April 20, 2009
Milton Bearden, one of the most senior officers in the Central Intelligence Agency's clandestine services who managed the covert assistance to the Afghan resistance during the Soviet occupation of Afghanistan, will speak at James Madison University as part of the Guardian Lecture Series. The free public lecture, "Afghanistan, An American 'Adventure,'" is sponsored by the Nelson Institute for International and Public Affairs.
DATE: Wednesday, April 22, 2009
TIME: 7 p.m.
LOCATION: Room 159, ISAT/CS Building
"At a time when the President has announced a new strategy for Afghanistan, we are very honored to have one of the select senior officials who has real experience working with insurgents in that country to analyze the implications of that policy," said Dr. J. Peter Pham, director of the Nelson Institute. Noting that Bearden has just published a widely discussed essay in the foreign policy journal The National Interest arguing that the United States needs a "radical rethinking" of its approach to Afghanistan in order to "reverse a failing enterprise" that threatens to "be Obama's War, as surely as Iraq was Bush's War and Vietnam was Johnson's War," he added that "even those who won't find themselves in agreement with Milt Bearden will want to hear the insights of an American whose service has literally shaped of the world in which we now live."
In addition to the public presentation, Bearden will also lead a roundtable discussion for JMU faculty earlier in the day.
About Milton Bearden
Milton Bearden retired from the Central Intelligence Agency in 1994, after 30 years in the CIA's clandestine services.
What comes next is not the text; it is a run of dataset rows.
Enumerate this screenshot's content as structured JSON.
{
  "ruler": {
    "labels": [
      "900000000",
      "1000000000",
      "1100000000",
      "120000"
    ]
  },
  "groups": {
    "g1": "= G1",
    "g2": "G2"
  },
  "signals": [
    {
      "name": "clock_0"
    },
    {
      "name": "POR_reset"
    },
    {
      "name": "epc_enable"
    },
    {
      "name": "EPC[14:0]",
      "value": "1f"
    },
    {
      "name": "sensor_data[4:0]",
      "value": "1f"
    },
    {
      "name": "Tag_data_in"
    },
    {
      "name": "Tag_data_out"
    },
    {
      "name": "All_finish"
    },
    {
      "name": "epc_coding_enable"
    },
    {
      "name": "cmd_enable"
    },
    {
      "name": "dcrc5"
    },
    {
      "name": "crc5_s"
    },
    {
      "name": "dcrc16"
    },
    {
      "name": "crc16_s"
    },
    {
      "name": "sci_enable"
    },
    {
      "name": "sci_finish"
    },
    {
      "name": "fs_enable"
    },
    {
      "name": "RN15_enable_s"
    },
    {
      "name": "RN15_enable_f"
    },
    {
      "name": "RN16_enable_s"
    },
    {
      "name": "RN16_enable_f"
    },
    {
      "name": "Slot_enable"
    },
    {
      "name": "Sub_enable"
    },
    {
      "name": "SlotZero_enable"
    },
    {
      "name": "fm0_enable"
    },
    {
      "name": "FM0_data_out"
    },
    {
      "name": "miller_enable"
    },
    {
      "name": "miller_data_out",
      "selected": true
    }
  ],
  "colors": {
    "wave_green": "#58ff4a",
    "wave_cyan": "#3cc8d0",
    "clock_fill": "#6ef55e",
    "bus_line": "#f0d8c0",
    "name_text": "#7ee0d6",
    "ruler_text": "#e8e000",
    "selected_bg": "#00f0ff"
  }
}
During a career that tracked the Cold War from the overthrow of Nikita Khrushchev and the detonation of the first Chinese atomic bomb in the mid-1960s, through the hauling down of the hammer and sickle over the Kremlin and the reunification of Germany in the 1990s, Bearden rose through the ranks to become one of CIA's most senior officers.
Bearden is the author of "The Black Tulip," a novel of war in Afghanistan (Random House 1998, 2002). He is a frequent contributor to the op-ed pages of the New York Times, the Los Angeles Times, The Wall Street Journal, and has contributed to Foreign Affairs and to the book on Sept. 11, 2001, "How Did This Happen?" published by Public Affairs. He is a consultant for CBS News, and is co-author, with James Risen, of the award-winning "The Main Enemy," a nonfiction account of the end of the Cold War published by Random House in May 2003.